Spain's capital, like its population, is relatively young. In medieval times, Madrid was just another village, but under several successive kings it transformed to a European capital. Today the country's hub is the upbeat, vibrant home of more than 3 million people.
As the city grew, it made room for its newcomers with a sprawl of modern districts (of little interest to tourists) surrounding its fascinating, easy-to-navigate historic core. Today, Madrid feels orderly and welcoming. Massive urban-improvement projects — new parks, pedestrianized streets, and revamped transit — continue to transform the city.
Madrid has worked hard to make itself more livable — especially for pedestrians. You'll find wonderful car-free areas crossing the city from the Prado Museum to the Royal Palace. Strolling along the pedestrianized Calle de las Huertas or Calle del Arenal, you can see how the investment turned once-ramshackle zones into trendy ones. Posts were installed to keep cars off sidewalks, making the streets safer after dark, and old buildings were restored, helping to preserve the city's grandeur and intimate charm.
Simply walking these car-free streets seems to be the way the Madrileños spend their evenings. Anyone can join the paseo.
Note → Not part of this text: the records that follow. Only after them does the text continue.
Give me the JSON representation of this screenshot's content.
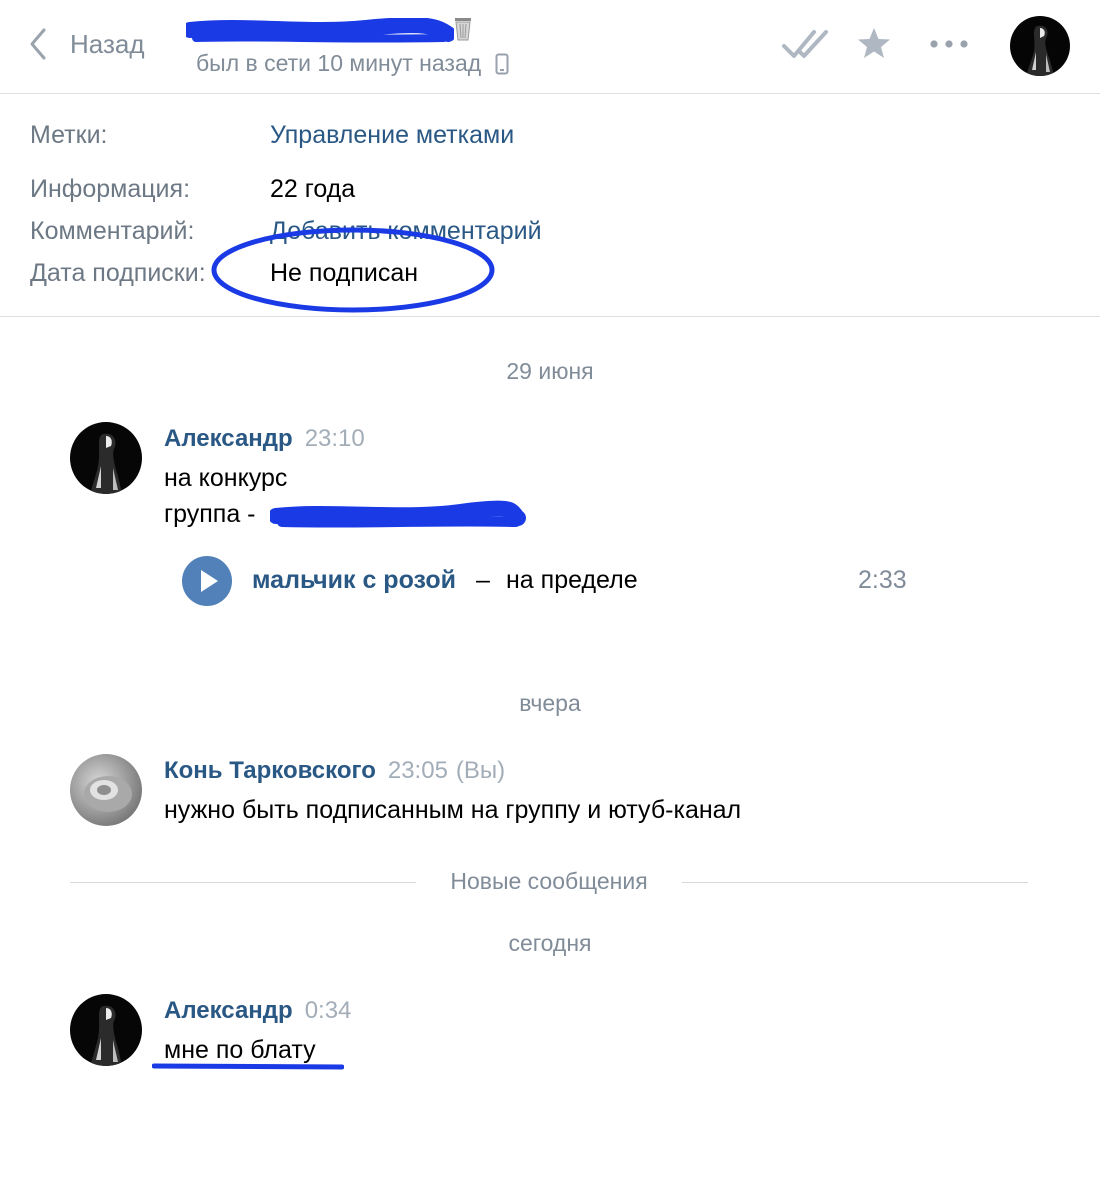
{
  "header": {
    "back_label": "Назад",
    "status": "был в сети 10 минут назад",
    "icons": [
      "chevron-left-icon",
      "trash-icon",
      "phone-icon",
      "double-check-icon",
      "star-icon",
      "more-icon"
    ]
  },
  "info": {
    "rows": [
      {
        "label": "Метки:",
        "value": "Управление метками"
      },
      {
        "label": "Информация:",
        "value": "22 года"
      },
      {
        "label": "Комментарий:",
        "value": "Добавить комментарий"
      },
      {
        "label": "Дата подписки:",
        "value": "Не подписан"
      }
    ]
  },
  "dates": {
    "first": "29 июня",
    "second": "вчера",
    "third": "сегодня"
  },
  "messages": [
    {
      "author": "Александр",
      "time": "23:10",
      "lines": [
        "на конкурс",
        "группа -"
      ]
    },
    {
      "author": "Конь Тарковского",
      "time": "23:05",
      "you": "(Вы)",
      "lines": [
        "нужно быть подписанным на группу и ютуб-канал"
      ]
    },
    {
      "author": "Александр",
      "time": "0:34",
      "lines": [
        "мне по блату"
      ]
    }
  ],
  "audio": {
    "artist": "мальчик с розой",
    "separator": "–",
    "title": "на пределе",
    "duration": "2:33"
  },
  "new_messages_label": "Новые сообщения",
  "colors": {
    "link": "#2a5885",
    "muted": "#818c99",
    "play": "#5181b8",
    "annotation": "#1a3ae6"
  }
}
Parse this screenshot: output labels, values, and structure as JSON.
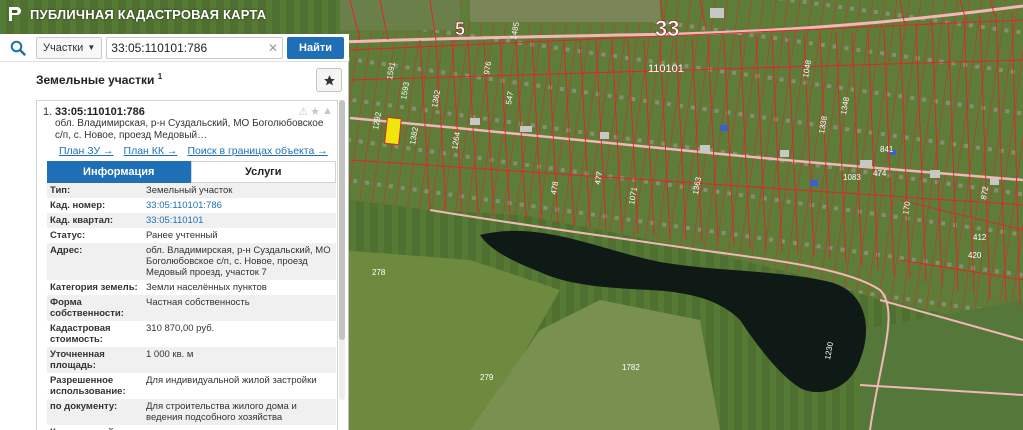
{
  "app": {
    "title": "ПУБЛИЧНАЯ КАДАСТРОВАЯ КАРТА"
  },
  "search": {
    "type_label": "Участки",
    "query": "33:05:110101:786",
    "find_label": "Найти"
  },
  "panel": {
    "title": "Земельные участки",
    "title_count": "1"
  },
  "result": {
    "number": "1.",
    "cad_number": "33:05:110101:786",
    "address": "обл. Владимирская, р-н Суздальский, МО Боголюбовское с/п, с. Новое, проезд Медовый…",
    "links": [
      "План ЗУ →",
      "План КК →",
      "Поиск в границах объекта →"
    ],
    "tabs": [
      "Информация",
      "Услуги"
    ],
    "attributes": [
      {
        "k": "Тип:",
        "v": "Земельный участок"
      },
      {
        "k": "Кад. номер:",
        "v": "33:05:110101:786",
        "link": true
      },
      {
        "k": "Кад. квартал:",
        "v": "33:05:110101",
        "link": true
      },
      {
        "k": "Статус:",
        "v": "Ранее учтенный"
      },
      {
        "k": "Адрес:",
        "v": "обл. Владимирская, р-н Суздальский, МО Боголюбовское с/п, с. Новое, проезд Медовый проезд, участок 7"
      },
      {
        "k": "Категория земель:",
        "v": "Земли населённых пунктов"
      },
      {
        "k": "Форма собственности:",
        "v": "Частная собственность"
      },
      {
        "k": "Кадастровая стоимость:",
        "v": "310 870,00 руб."
      },
      {
        "k": "Уточненная площадь:",
        "v": "1 000 кв. м"
      },
      {
        "k": "Разрешенное использование:",
        "v": "Для индивидуальной жилой застройки"
      },
      {
        "k": "по документу:",
        "v": "Для строительства жилого дома и ведения подсобного хозяйства"
      },
      {
        "k": "Кадастровый инженер:",
        "v": "-"
      }
    ]
  },
  "map": {
    "quarter_big": "33",
    "quarter_small": "5",
    "block_label": "110101",
    "parcel_labels": [
      "278",
      "279",
      "1782",
      "1363",
      "1071",
      "1083",
      "1048",
      "1338",
      "1348",
      "1230",
      "1485",
      "1362",
      "1591",
      "1593",
      "478",
      "477",
      "547",
      "976",
      "420",
      "412",
      "474",
      "841",
      "872",
      "170",
      "1382",
      "1264",
      "1292"
    ]
  },
  "colors": {
    "accent": "#1e6fb5",
    "parcel": "#e8202a",
    "road": "#f2b8b8"
  }
}
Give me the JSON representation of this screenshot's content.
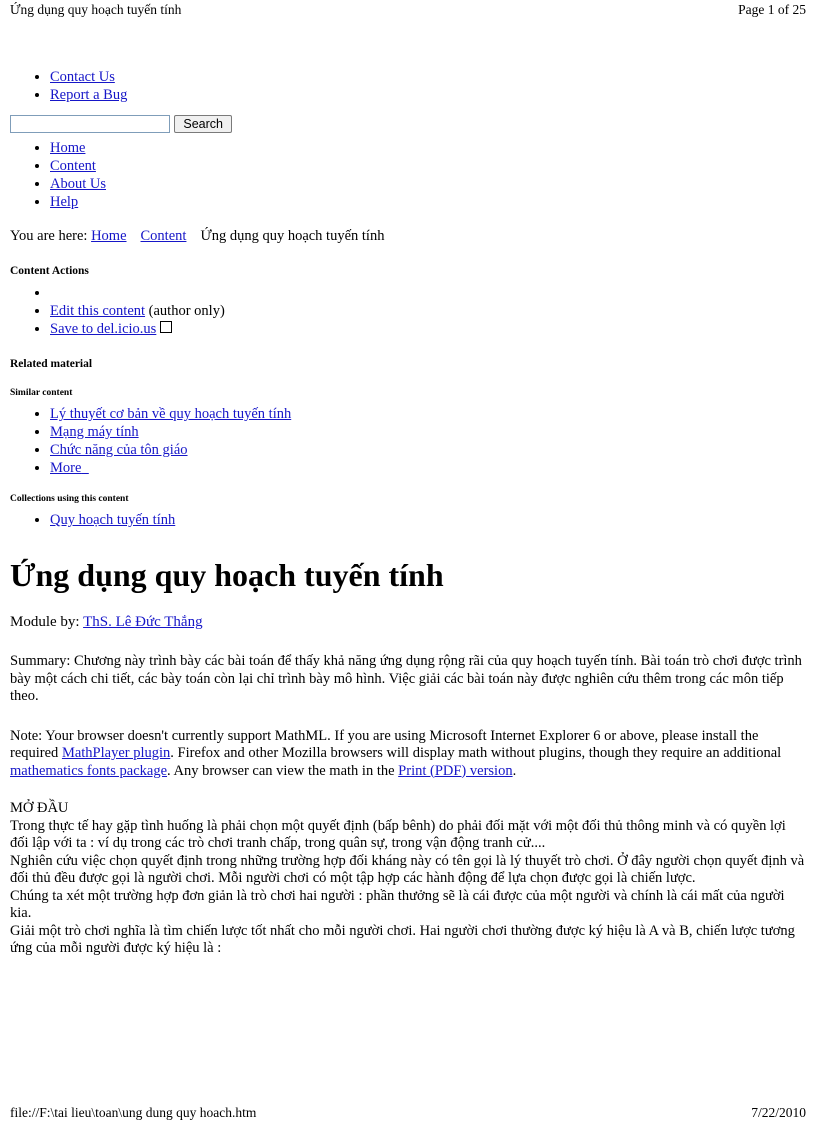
{
  "print_header": {
    "left_title": "Ứng dụng quy hoạch tuyến tính",
    "right_page": "Page 1 of 25"
  },
  "print_footer": {
    "left_path": "file://F:\\tai lieu\\toan\\ung dung quy hoach.htm",
    "right_date": "7/22/2010"
  },
  "portal_links": [
    {
      "label": "Contact Us"
    },
    {
      "label": "Report a Bug"
    }
  ],
  "search": {
    "value": "",
    "placeholder": "",
    "button_label": "Search"
  },
  "site_nav": [
    {
      "label": "Home"
    },
    {
      "label": "Content"
    },
    {
      "label": "About Us"
    },
    {
      "label": "Help"
    }
  ],
  "breadcrumb": {
    "prefix": "You are here:",
    "home": "Home",
    "content": "Content",
    "current": "Ứng dụng quy hoạch tuyến tính"
  },
  "content_actions": {
    "heading": "Content Actions",
    "edit_link": "Edit this content",
    "edit_note": "(author only)",
    "delicious_link": "Save to del.icio.us",
    "delicious_icon": "broken-image-icon"
  },
  "related_material": {
    "heading": "Related material",
    "similar_heading": "Similar content",
    "similar_items": [
      {
        "label": "Lý thuyết cơ bản về quy hoạch tuyến tính"
      },
      {
        "label": "Mạng máy tính"
      },
      {
        "label": "Chức năng của tôn giáo"
      },
      {
        "label": "More"
      }
    ],
    "collections_heading": "Collections using this content",
    "collections_items": [
      {
        "label": "Quy hoạch tuyến tính"
      }
    ]
  },
  "module": {
    "title": "Ứng dụng quy hoạch tuyến tính",
    "by_prefix": "Module by:",
    "author": "ThS. Lê Đức Thắng",
    "summary": "Summary: Chương này trình bày các bài toán để thấy khả năng ứng dụng rộng rãi của quy hoạch tuyến tính. Bài toán trò chơi được trình bày một cách chi tiết, các bày toán còn lại chỉ trình bày mô hình. Việc giải các bài toán này được nghiên cứu thêm trong các môn tiếp theo.",
    "note": {
      "text_1": "Note: Your browser doesn't currently support MathML. If you are using Microsoft Internet Explorer 6 or above, please install the required ",
      "link_1": "MathPlayer plugin",
      "text_2": ". Firefox and other Mozilla browsers will display math without plugins, though they require an additional ",
      "link_2": "mathematics fonts package",
      "text_3": ". Any browser can view the math in the ",
      "link_3": "Print (PDF) version",
      "text_4": "."
    }
  },
  "content_body": {
    "heading": "MỞ ĐẦU",
    "lines": [
      "Trong thực tế hay gặp tình huống là phải chọn một quyết định (bấp bênh) do phải đối mặt với một đối thủ thông minh và có quyền lợi đối lập với ta : ví dụ trong các trò chơi tranh chấp, trong quân sự, trong vận động tranh cử....",
      "Nghiên cứu việc chọn quyết định trong những trường hợp đối kháng này có tên gọi là lý thuyết trò chơi. Ở đây người chọn quyết định và đối thủ đều được gọi là người chơi. Mỗi người chơi có một tập hợp các hành động để lựa chọn được gọi là chiến lược.",
      "Chúng ta xét một trường hợp đơn giản là trò chơi hai người : phần thưởng sẽ là cái được của một người và chính là cái mất của người kia.",
      "Giải một trò chơi nghĩa là tìm chiến lược tốt nhất cho mỗi người chơi. Hai người chơi thường được ký hiệu là A và B, chiến lược tương ứng của mỗi người được ký hiệu là :"
    ]
  },
  "colors": {
    "link": "#1616c8",
    "text": "#000000",
    "background": "#ffffff",
    "input_border": "#7f9db9",
    "button_face": "#f0f0f0"
  }
}
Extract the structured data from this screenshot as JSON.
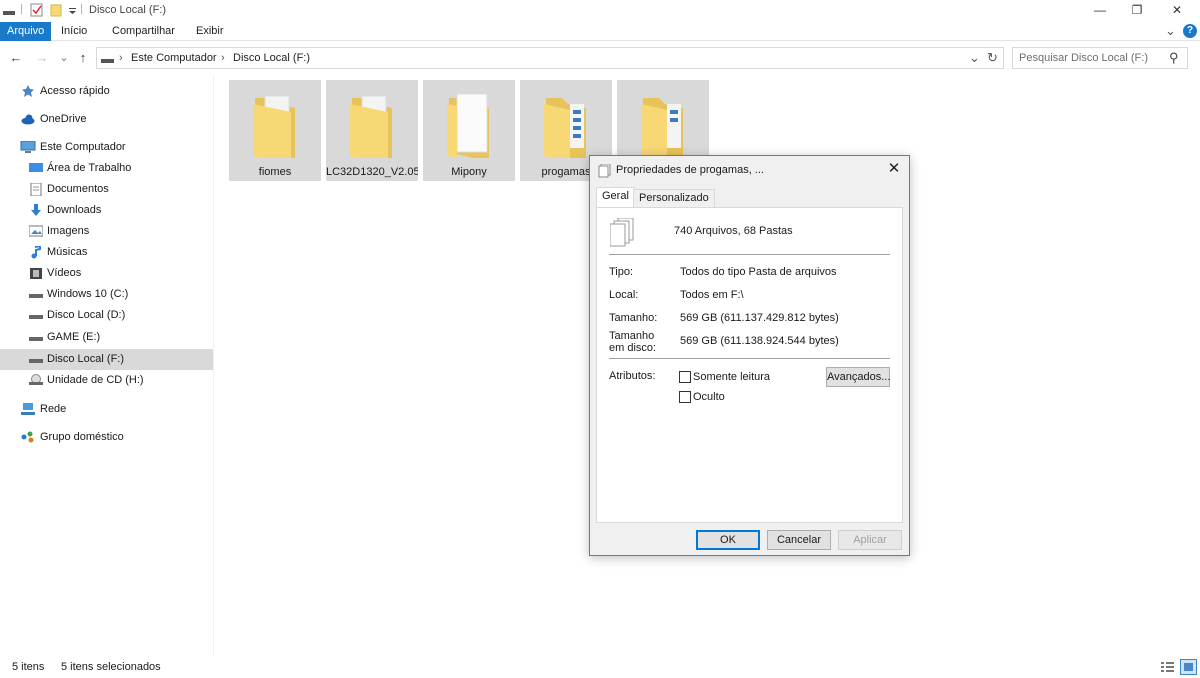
{
  "window": {
    "title": "Disco Local (F:)",
    "minimize_glyph": "—",
    "maximize_glyph": "❐",
    "close_glyph": "✕"
  },
  "ribbon": {
    "tabs": [
      "Arquivo",
      "Início",
      "Compartilhar",
      "Exibir"
    ],
    "expand_glyph": "⌄",
    "help_glyph": "?"
  },
  "nav": {
    "back_glyph": "←",
    "forward_glyph": "→",
    "recent_glyph": "⌄",
    "up_glyph": "↑"
  },
  "address": {
    "crumbs": [
      "Este Computador",
      "Disco Local (F:)"
    ],
    "separator": "›",
    "dropdown_glyph": "⌄",
    "refresh_glyph": "↻"
  },
  "search": {
    "placeholder": "Pesquisar Disco Local (F:)",
    "icon_glyph": "⚲"
  },
  "sidebar": {
    "items": [
      {
        "label": "Acesso rápido",
        "icon": "star-icon"
      },
      {
        "label": "OneDrive",
        "icon": "cloud-icon"
      },
      {
        "label": "Este Computador",
        "icon": "computer-icon"
      },
      {
        "label": "Área de Trabalho",
        "icon": "desktop-icon"
      },
      {
        "label": "Documentos",
        "icon": "documents-icon"
      },
      {
        "label": "Downloads",
        "icon": "download-icon"
      },
      {
        "label": "Imagens",
        "icon": "pictures-icon"
      },
      {
        "label": "Músicas",
        "icon": "music-icon"
      },
      {
        "label": "Vídeos",
        "icon": "video-icon"
      },
      {
        "label": "Windows 10 (C:)",
        "icon": "drive-icon"
      },
      {
        "label": "Disco Local (D:)",
        "icon": "drive-icon"
      },
      {
        "label": "GAME (E:)",
        "icon": "drive-icon"
      },
      {
        "label": "Disco Local (F:)",
        "icon": "drive-icon"
      },
      {
        "label": "Unidade de CD (H:)",
        "icon": "cd-drive-icon"
      },
      {
        "label": "Rede",
        "icon": "network-icon"
      },
      {
        "label": "Grupo doméstico",
        "icon": "homegroup-icon"
      }
    ]
  },
  "files": [
    {
      "name": "fiomes"
    },
    {
      "name": "LC32D1320_V2.05"
    },
    {
      "name": "Mipony"
    },
    {
      "name": "progamas"
    },
    {
      "name": ""
    }
  ],
  "status": {
    "count": "5 itens",
    "selected": "5 itens selecionados"
  },
  "dialog": {
    "title": "Propriedades de progamas, ...",
    "close_glyph": "✕",
    "tabs": [
      "Geral",
      "Personalizado"
    ],
    "summary": "740 Arquivos, 68 Pastas",
    "rows": [
      {
        "label": "Tipo:",
        "value": "Todos do tipo Pasta de arquivos"
      },
      {
        "label": "Local:",
        "value": "Todos em F:\\"
      },
      {
        "label": "Tamanho:",
        "value": "569 GB (611.137.429.812 bytes)"
      },
      {
        "label_line1": "Tamanho",
        "label_line2": "em disco:",
        "value": "569 GB (611.138.924.544 bytes)"
      }
    ],
    "attributes_label": "Atributos:",
    "readonly_label": "Somente leitura",
    "hidden_label": "Oculto",
    "advanced_button": "Avançados...",
    "ok": "OK",
    "cancel": "Cancelar",
    "apply": "Aplicar"
  },
  "colors": {
    "accent": "#1979ca",
    "selection": "#d9d9d9",
    "folder_yellow": "#f8d775"
  }
}
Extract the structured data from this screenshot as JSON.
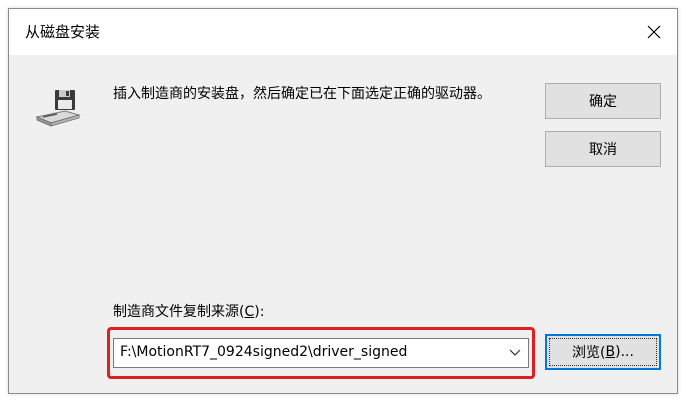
{
  "window": {
    "title": "从磁盘安装"
  },
  "icons": {
    "close": "close-icon",
    "disk": "floppy-disk-drive-icon",
    "dropdown": "chevron-down-icon"
  },
  "instruction": {
    "text": "插入制造商的安装盘，然后确定已在下面选定正确的驱动器。"
  },
  "buttons": {
    "ok_label": "确定",
    "cancel_label": "取消",
    "browse_prefix": "浏览(",
    "browse_mnemonic": "B",
    "browse_suffix": ")..."
  },
  "source": {
    "label_prefix": "制造商文件复制来源(",
    "label_mnemonic": "C",
    "label_suffix": "):",
    "value": "F:\\MotionRT7_0924signed2\\driver_signed"
  },
  "colors": {
    "highlight": "#e02020",
    "focus": "#0078d7"
  }
}
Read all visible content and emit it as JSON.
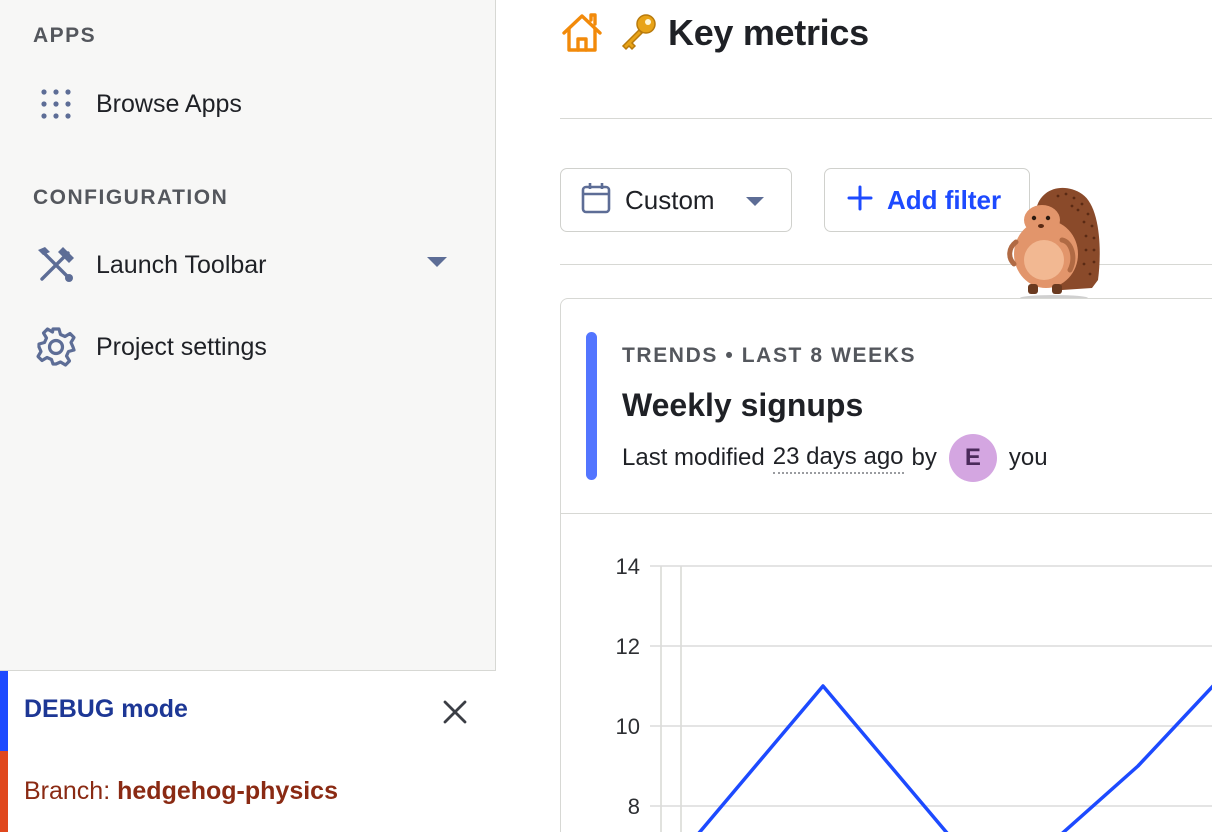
{
  "sidebar": {
    "apps_title": "APPS",
    "browse_apps": "Browse Apps",
    "configuration_title": "CONFIGURATION",
    "launch_toolbar": "Launch Toolbar",
    "project_settings": "Project settings",
    "debug_label": "DEBUG mode",
    "branch_prefix": "Branch:",
    "branch_name": "hedgehog-physics"
  },
  "header": {
    "title": "Key metrics",
    "home_icon": "home-icon",
    "title_emoji": "key-icon"
  },
  "filters": {
    "date_range": "Custom",
    "add_filter": "Add filter"
  },
  "card": {
    "kicker": "TRENDS • LAST 8 WEEKS",
    "title": "Weekly signups",
    "meta_prefix": "Last modified",
    "meta_time": "23 days ago",
    "meta_by": "by",
    "avatar_initial": "E",
    "meta_author": "you"
  },
  "colors": {
    "accent": "#1d4aff",
    "series_line": "#1d4aff",
    "debug_accent": "#1d4aff",
    "branch_accent": "#e0471d",
    "avatar_bg": "#d4a6e1"
  },
  "chart_data": {
    "type": "line",
    "title": "",
    "xlabel": "",
    "ylabel": "",
    "y_ticks": [
      14,
      12,
      10,
      8
    ],
    "ylim": [
      6.5,
      14
    ],
    "grid": true,
    "series": [
      {
        "values": [
          7,
          11,
          7,
          7,
          9,
          11.4
        ]
      }
    ]
  }
}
On hot summer nights, entire families stroll the streets even past midnight — licking ice cream, greeting their neighbors, and enjoying beer and tapas in a series of bars. To join them, wander from Puerta del Sol, the lively central square, to the historic cobbled Plaza Mayor, or along the Calle de las Huertas, the pedestrianized street leading to the Prado.
For maximum fun, keep walking and go mobile for dinner: Do the tapeo, going from one bar to the next, munching, drinking, and socializing. You can find tapas bars almost everywhere in Madrid, but areas in the city center are particularly rewarding for a bar-crawl meal: The two-block stretch on Calle de Jesús (near the Prado) is the easiest, with several wonderful and diverse places. I never tire of this edible scavenger hunt, where I collect small portions of seafood, salads, meat-filled pastries, and deep-fried tasties, and piece them together for a light evening meal.
Spain has a reputation for partying very late, with night spots not closing until offices open in the morning. If you're people-watching early in the morning, it can be hard to know who is finishing their day and who's just starting it. Even if you're not a party animal after midnight, make a point to be out with the happy masses, luxuriating in the cool evening air.
One reason people stay out late, especially in summer, is to escape the heat of the day. I often think people who talk about the weather and traffic have nothing else of greater interest on their minds. But here, with the impact of climate change, in the lofty and overheated interior of Spain, even people with plenty to say talk about the weather. The last time I was here in summer, I caught myself assessing restaurants by the quality of their air-conditioning. I saw poor locals, refugees from the heat, lying like lizards in the shade.
When it's sizzling, Madrileños head to Retiro Park to take a shady siesta in a 300-acre green-and-breezy escape. It's a place where you can hopscotch through a mosaic of lovers, families, skateboarders, expert bench-sitters, and pets walking their masters.
Once the private domain of royalty, this majestic park has been a favorite of Madrid's commoners since King Charles III decided to share it with his subjects in the late 18th century. In its center is a big lake (El Estanque), where you can rent a rowboat. At midday on Saturday and Sunday, the area around the lake becomes a street carnival, with jugglers, puppeteers, and lots of local color.
Another green oasis is the Royal Botanical Garden (Real Jardín Botánico), just south of the Prado. Here you can take a lush and fragrant break in a sculpted setting, wandering among trees from around the world. It's actually more than a park — it's a museum of plants.
For great views and an ancient temple, head to the Parque de la Montaña. In 1968, the Egyptian government was grateful for Spain's help in rescuing monuments threatened by rising waters above the Aswan Dam, so it gave its Temple de Debod to Madrid. Consequently, Madrid is the only place I can think of in Europe where you can actually wander through an intact original Egyptian temple — complete with fine carved reliefs from 200 BC. It's in a romantic park that locals love for its memorable panoramas — especially at sunset.
Throughout Europe, energetic governments are renewing green space and turning formerly car-congested wastelands into public spaces. To experience today's Madrid, take time away from indoor attractions and relish the exterior of this livable city.